(Stored data)

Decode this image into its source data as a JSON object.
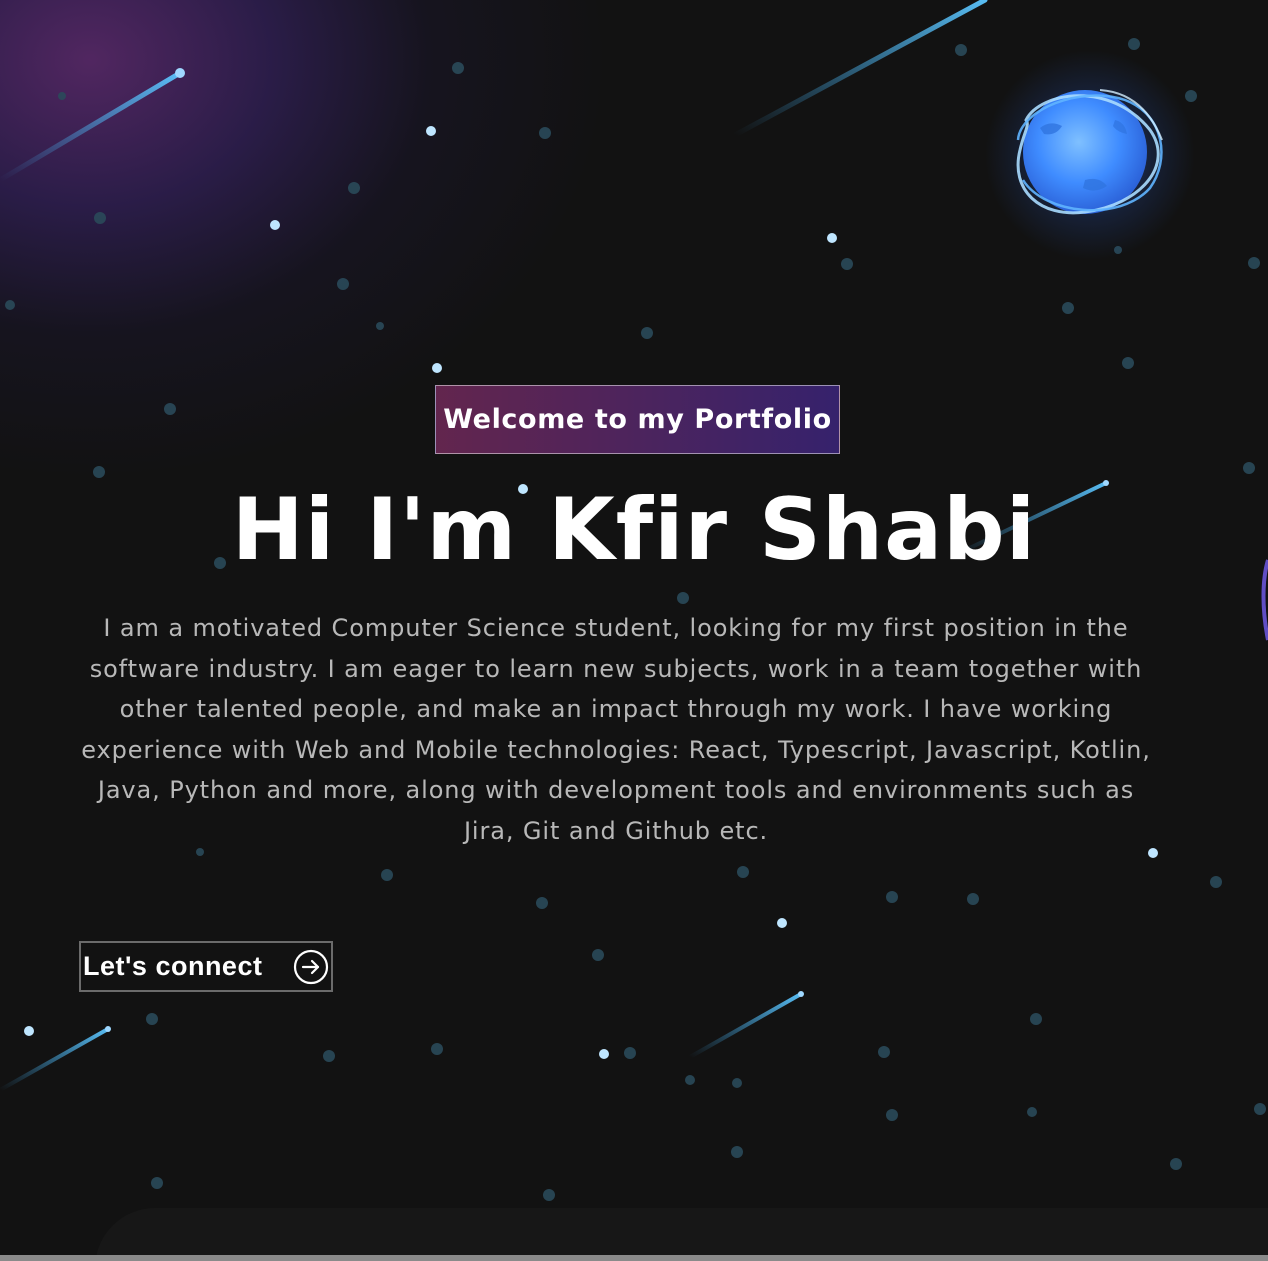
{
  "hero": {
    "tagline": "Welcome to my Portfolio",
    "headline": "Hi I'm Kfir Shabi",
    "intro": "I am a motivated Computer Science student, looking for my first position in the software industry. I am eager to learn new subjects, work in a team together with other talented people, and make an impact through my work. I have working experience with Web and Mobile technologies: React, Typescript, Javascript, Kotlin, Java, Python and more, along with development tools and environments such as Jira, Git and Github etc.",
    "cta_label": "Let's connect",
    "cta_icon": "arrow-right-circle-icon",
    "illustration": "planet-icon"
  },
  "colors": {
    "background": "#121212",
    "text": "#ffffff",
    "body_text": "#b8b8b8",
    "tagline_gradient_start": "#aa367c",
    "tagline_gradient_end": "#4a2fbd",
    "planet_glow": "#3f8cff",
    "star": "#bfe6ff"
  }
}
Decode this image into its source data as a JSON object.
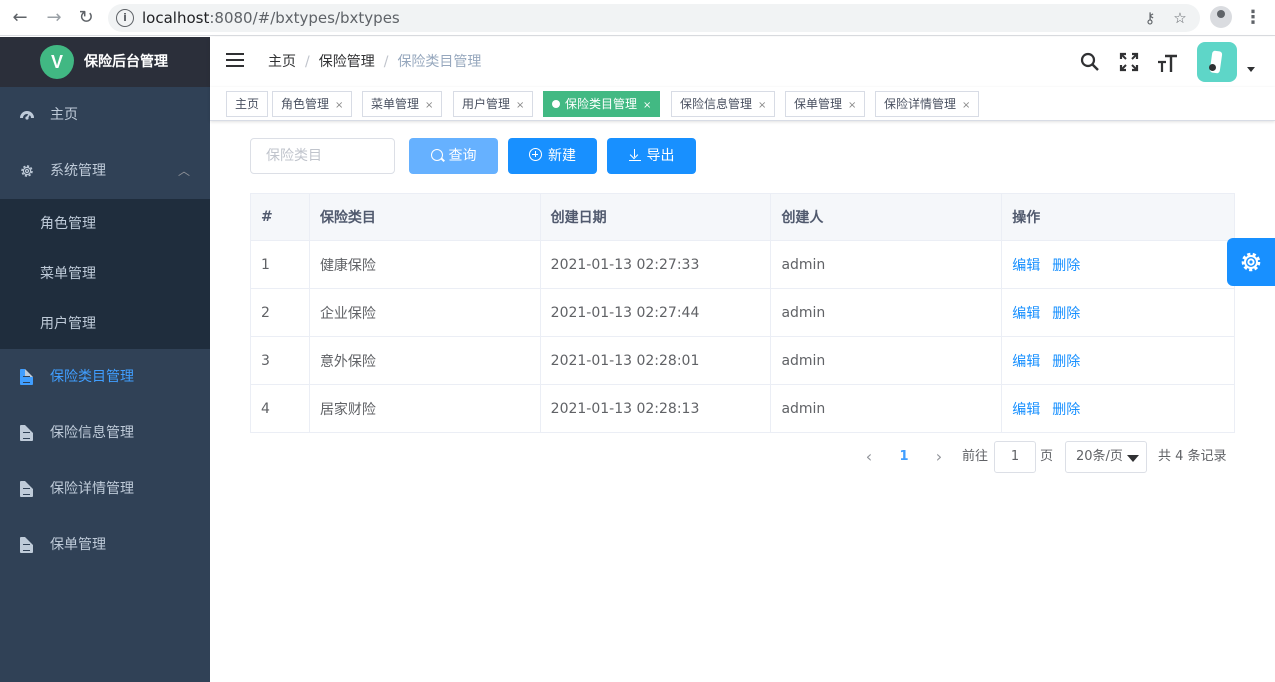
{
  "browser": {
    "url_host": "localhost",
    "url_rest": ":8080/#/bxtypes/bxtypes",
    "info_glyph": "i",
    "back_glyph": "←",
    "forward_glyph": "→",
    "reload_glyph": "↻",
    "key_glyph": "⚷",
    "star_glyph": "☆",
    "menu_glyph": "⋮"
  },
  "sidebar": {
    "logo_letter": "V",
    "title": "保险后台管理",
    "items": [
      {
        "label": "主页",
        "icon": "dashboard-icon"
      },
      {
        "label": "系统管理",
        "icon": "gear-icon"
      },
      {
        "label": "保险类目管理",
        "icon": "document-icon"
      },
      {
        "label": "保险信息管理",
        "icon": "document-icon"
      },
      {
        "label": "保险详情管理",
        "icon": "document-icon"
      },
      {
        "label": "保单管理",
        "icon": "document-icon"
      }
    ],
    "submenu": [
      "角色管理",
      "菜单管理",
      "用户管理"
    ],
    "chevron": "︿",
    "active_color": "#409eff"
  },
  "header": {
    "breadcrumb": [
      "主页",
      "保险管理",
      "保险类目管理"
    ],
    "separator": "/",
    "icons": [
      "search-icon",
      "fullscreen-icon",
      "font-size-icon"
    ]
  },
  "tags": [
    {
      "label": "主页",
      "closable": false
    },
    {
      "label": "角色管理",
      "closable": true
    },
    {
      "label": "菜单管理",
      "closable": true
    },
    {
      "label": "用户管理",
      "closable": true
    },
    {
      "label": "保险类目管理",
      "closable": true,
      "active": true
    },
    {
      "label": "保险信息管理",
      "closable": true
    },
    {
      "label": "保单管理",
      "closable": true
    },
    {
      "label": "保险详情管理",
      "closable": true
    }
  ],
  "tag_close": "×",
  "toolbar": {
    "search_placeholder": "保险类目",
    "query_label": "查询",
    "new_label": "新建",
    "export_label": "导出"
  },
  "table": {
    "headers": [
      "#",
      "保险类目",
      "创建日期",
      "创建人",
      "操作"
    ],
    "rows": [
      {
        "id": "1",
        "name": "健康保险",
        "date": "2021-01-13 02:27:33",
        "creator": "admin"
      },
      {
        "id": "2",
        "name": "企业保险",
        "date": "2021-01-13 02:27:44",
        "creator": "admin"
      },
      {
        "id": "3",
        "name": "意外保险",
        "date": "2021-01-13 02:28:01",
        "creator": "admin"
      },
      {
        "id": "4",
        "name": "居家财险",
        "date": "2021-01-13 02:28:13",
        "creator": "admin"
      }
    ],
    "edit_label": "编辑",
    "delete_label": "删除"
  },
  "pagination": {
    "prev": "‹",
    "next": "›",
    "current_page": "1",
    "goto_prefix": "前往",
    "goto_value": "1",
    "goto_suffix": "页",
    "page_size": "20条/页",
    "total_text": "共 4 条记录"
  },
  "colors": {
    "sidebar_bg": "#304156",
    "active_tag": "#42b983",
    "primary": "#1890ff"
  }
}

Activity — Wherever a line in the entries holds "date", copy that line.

Task response —
        "date": "2021-01-13 02:27:33",
        "date": "2021-01-13 02:27:44",
        "date": "2021-01-13 02:28:01",
        "date": "2021-01-13 02:28:13",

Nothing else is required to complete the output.